US 50 repairs needed |

US 50 repairs needed

Nevada Appeal staff report

Eastbound U.S. 50 in Dayton is being reduced to one lane beginning this week as the Nevada Department of Transportation prepares to repair a depression in the highway.

Over recent months, NDOT has been closely monitoring the roadway, including an approximately 15-foot section of highway directly east of Dayton Valley Road which was sinking, creating dips in the driving surface. Ground-penetrating radar was used and bores of the underground surface made to evaluate the sinking section of earth underneath the roadway, potentially created by localized underground water erosion. Although there’s no anticipated threat of the roadway sinking further, one eastbound lane is closed to help drivers avoid the bumpy road surface.

In coming weeks, NDOT plans to repair the depression, potentially by injecting a specialized polyurethane solution which will automatically expand underneath the roadway to lift, reinforce and stabilize the soil. By avoiding the need to excavate, refill and repave the roadway, the repair strategy can mean less construction time and related traffic delays.

Approximately 19,000 vehicles travel the section of road every day.

Lyon County prepares for runoff

As Lyon County continues to recover from the January and February flood event it continues to plan for the upcoming spring and summer runoff.

There’s currently an estimated 640,000 acre feet or 208 billion gallons of water on the Walker Basin and 736,000 acre feet or 239 billion gallons of water on the Carson Basin. This concerns county and state officials with what the spring and summer will bring as far as flooding.

County Manager Jeff Page said a number of local governments and state agencies having been working to prepare for flooding throughout the region. To date these entities have

• Conducted a five county table top exercise.

• Conducted a number of planning meetings to ensure readiness.

• Implemented a public awareness campaign.

• Continued to clean drainages and performed debris removal to ensure water flow.

• Purchased sandbags and sand for public use as well as government use.

• Started sandbagging utilities and key infrastructure.

• Prioritized evacuation measures and identified special needs populations to ensure those people are properly protected.

• Conducted reconnaissance of potential weak points along the rivers and implemented measures to enhance the stability of those weak points.
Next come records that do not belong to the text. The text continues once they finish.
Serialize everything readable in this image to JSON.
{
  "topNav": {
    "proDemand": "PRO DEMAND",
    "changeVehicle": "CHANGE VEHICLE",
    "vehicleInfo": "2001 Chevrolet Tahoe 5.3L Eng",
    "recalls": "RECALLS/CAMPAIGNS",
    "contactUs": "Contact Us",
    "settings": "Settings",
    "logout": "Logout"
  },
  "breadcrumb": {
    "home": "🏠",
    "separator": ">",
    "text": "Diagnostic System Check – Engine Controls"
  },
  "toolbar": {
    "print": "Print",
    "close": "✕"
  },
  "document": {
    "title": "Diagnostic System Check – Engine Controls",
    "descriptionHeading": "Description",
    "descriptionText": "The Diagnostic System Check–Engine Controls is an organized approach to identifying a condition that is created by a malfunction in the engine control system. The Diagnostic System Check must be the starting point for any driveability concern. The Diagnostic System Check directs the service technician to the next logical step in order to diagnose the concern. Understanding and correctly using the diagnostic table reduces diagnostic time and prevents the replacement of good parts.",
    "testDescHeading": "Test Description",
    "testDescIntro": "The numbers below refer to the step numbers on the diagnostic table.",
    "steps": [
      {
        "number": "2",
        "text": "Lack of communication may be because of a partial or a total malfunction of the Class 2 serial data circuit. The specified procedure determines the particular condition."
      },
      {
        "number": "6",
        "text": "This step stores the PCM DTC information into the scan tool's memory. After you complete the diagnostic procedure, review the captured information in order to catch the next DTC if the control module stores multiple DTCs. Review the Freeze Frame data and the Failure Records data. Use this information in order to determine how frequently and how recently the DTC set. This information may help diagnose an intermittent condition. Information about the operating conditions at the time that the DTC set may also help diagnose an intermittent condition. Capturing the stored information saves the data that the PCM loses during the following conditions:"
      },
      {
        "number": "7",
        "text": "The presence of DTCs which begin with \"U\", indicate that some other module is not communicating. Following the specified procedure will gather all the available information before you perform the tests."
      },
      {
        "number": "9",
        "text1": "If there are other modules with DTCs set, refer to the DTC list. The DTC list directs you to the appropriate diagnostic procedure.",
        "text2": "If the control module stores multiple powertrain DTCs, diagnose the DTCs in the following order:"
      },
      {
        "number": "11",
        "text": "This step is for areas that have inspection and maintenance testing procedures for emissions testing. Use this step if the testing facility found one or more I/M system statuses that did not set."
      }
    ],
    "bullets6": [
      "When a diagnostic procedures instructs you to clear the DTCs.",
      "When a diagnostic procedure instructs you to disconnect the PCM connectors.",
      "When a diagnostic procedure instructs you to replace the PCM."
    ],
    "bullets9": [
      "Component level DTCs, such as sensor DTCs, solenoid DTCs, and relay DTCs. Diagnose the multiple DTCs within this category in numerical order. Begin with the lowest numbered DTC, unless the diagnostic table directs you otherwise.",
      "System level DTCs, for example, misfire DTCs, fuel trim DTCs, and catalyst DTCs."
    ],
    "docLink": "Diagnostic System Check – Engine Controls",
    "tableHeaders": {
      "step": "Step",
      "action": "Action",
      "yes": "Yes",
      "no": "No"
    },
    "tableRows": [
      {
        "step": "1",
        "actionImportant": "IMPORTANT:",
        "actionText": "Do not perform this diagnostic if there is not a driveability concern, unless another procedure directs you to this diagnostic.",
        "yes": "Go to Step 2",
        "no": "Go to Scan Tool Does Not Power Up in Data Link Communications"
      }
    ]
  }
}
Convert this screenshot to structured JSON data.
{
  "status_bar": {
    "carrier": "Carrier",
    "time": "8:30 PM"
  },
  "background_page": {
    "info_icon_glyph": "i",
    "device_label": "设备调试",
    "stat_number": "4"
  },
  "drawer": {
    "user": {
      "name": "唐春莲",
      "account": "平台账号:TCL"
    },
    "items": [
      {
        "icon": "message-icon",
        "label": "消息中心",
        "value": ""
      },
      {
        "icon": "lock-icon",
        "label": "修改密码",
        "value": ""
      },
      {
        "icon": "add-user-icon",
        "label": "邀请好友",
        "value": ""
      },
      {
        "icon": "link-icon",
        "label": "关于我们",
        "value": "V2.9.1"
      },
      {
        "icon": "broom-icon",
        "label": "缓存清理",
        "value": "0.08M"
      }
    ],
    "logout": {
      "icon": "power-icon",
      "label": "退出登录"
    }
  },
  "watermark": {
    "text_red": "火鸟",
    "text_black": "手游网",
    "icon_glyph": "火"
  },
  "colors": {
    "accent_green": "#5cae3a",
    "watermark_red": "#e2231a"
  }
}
Page says the local governments of Lyon County are working cooperatively to prepare for flooding and to help reduce the impact of flooding. He says people need to start planning for their families and begin playing the “what if” game.